TASK ITEM: Each line that has the string "object" must be copied from the records below.
--- DATA SUPPLIED ---
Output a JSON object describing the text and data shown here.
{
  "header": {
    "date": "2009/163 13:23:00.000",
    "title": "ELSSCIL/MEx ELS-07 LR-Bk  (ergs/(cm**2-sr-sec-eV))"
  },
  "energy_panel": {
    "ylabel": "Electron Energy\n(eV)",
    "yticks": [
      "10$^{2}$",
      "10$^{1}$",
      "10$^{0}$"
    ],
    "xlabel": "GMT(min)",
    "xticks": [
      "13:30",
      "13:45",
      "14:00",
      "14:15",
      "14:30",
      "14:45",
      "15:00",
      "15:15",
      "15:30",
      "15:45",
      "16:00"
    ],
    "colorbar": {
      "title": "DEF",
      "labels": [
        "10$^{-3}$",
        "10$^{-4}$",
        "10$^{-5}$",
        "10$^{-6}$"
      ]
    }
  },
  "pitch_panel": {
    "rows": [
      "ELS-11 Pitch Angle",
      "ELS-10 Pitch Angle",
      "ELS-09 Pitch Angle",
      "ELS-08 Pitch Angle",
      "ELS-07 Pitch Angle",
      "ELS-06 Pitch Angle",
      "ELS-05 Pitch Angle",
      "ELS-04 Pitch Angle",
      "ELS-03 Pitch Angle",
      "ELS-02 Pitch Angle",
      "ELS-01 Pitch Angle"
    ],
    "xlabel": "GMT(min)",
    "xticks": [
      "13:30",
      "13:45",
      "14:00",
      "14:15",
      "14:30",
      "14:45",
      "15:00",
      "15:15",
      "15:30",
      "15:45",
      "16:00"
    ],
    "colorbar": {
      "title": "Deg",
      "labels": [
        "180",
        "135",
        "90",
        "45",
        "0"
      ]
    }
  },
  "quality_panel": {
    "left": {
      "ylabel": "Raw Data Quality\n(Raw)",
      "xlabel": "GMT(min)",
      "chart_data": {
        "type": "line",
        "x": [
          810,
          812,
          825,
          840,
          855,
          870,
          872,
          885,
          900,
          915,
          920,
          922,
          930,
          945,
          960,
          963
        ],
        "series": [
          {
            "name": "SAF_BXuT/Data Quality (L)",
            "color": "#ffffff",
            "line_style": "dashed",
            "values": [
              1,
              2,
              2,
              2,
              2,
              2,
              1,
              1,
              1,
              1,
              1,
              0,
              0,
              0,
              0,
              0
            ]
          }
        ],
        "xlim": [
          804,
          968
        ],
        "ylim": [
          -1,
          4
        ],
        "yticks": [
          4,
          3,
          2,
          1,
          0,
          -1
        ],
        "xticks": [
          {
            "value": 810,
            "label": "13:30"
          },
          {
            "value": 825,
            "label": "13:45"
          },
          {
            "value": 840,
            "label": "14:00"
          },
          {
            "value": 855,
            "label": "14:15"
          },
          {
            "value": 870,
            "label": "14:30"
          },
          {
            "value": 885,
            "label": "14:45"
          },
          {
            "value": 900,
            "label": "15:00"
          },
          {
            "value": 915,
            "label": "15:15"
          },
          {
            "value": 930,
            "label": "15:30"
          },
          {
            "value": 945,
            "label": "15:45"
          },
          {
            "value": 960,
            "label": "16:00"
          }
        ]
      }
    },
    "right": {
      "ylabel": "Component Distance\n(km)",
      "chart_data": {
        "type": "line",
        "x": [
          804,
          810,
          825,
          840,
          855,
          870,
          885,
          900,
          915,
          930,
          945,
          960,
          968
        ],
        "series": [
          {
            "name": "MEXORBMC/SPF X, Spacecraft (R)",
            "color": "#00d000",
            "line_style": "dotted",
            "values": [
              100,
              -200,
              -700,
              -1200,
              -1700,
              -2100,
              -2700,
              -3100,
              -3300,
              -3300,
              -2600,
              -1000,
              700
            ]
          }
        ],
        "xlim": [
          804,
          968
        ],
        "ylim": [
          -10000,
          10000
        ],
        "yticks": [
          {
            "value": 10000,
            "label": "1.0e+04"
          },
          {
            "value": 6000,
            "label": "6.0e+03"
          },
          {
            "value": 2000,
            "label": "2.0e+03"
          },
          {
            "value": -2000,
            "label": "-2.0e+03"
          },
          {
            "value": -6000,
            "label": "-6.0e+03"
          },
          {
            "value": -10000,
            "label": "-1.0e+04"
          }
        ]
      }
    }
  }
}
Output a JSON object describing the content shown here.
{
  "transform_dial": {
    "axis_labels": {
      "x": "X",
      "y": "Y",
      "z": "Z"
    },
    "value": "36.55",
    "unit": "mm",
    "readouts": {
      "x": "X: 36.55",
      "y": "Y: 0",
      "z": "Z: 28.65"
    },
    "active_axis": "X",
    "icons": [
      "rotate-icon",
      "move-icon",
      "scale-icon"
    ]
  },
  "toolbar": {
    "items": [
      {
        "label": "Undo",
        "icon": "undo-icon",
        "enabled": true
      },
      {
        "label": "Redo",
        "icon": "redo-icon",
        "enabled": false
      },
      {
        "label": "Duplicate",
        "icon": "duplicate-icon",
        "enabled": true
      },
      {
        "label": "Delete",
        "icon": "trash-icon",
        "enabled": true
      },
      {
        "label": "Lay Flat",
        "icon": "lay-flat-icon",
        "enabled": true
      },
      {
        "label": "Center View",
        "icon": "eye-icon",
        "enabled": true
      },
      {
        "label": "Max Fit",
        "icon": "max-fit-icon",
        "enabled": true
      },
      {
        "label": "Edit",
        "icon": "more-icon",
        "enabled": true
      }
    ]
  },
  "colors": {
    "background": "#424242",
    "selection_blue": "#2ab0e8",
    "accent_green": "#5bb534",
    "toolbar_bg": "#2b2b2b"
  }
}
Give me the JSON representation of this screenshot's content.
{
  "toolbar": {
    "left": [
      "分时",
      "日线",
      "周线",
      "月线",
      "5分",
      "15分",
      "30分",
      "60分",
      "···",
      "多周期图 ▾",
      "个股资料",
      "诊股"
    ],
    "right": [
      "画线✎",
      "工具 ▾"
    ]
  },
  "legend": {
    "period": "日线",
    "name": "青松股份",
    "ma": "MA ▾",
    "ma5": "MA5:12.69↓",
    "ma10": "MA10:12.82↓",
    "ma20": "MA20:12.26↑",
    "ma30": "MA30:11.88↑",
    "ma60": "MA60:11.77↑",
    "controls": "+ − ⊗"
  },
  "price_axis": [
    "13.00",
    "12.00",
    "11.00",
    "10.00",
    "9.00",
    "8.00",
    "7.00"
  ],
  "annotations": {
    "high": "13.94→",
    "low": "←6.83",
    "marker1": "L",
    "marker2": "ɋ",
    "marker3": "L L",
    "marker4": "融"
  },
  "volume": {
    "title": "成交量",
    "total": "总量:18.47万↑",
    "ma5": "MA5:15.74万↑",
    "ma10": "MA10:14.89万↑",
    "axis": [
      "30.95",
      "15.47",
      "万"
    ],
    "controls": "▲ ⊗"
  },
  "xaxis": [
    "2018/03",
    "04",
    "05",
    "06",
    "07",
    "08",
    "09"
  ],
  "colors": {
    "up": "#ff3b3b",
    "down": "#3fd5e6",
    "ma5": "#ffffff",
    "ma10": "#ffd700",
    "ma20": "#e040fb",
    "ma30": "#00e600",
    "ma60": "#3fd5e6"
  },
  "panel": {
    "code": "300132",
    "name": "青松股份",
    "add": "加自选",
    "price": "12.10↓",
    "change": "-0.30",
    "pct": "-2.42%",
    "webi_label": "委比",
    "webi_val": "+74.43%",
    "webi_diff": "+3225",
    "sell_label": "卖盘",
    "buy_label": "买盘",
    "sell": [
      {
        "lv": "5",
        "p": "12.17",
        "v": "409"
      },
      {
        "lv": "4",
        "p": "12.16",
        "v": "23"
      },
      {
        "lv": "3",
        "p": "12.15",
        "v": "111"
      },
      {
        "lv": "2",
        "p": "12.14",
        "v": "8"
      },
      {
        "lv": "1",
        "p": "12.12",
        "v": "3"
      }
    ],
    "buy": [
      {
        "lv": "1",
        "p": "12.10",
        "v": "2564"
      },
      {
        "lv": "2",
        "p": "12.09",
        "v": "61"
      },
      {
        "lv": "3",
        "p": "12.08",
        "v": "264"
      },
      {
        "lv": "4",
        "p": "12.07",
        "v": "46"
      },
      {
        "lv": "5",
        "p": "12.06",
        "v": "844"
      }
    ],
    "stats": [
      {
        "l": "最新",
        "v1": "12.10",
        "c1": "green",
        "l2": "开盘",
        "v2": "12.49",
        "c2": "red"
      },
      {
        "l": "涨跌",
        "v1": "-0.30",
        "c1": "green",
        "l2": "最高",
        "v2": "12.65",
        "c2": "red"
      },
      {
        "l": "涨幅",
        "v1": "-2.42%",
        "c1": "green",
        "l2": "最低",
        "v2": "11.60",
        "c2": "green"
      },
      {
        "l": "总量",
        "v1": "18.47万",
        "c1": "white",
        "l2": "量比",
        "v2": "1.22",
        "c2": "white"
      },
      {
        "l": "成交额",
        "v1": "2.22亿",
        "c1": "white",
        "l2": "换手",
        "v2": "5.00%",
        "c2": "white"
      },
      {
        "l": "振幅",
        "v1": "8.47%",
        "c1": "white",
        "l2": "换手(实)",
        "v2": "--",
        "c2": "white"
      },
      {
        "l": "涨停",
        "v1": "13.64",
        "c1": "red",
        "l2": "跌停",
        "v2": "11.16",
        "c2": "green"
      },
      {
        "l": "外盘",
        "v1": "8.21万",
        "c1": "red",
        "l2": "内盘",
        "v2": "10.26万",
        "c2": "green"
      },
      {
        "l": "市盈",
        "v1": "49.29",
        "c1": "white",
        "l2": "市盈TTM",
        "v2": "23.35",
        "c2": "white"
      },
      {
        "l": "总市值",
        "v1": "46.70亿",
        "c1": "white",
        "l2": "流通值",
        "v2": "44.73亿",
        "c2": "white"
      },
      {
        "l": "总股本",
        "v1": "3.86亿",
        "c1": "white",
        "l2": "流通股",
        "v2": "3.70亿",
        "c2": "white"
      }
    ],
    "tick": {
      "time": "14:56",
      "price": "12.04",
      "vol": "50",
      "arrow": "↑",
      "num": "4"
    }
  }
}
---
SOLUTION TO THE PROBLEM:
Output a JSON object describing the text and data shown here.
Output a JSON object describing the content shown here.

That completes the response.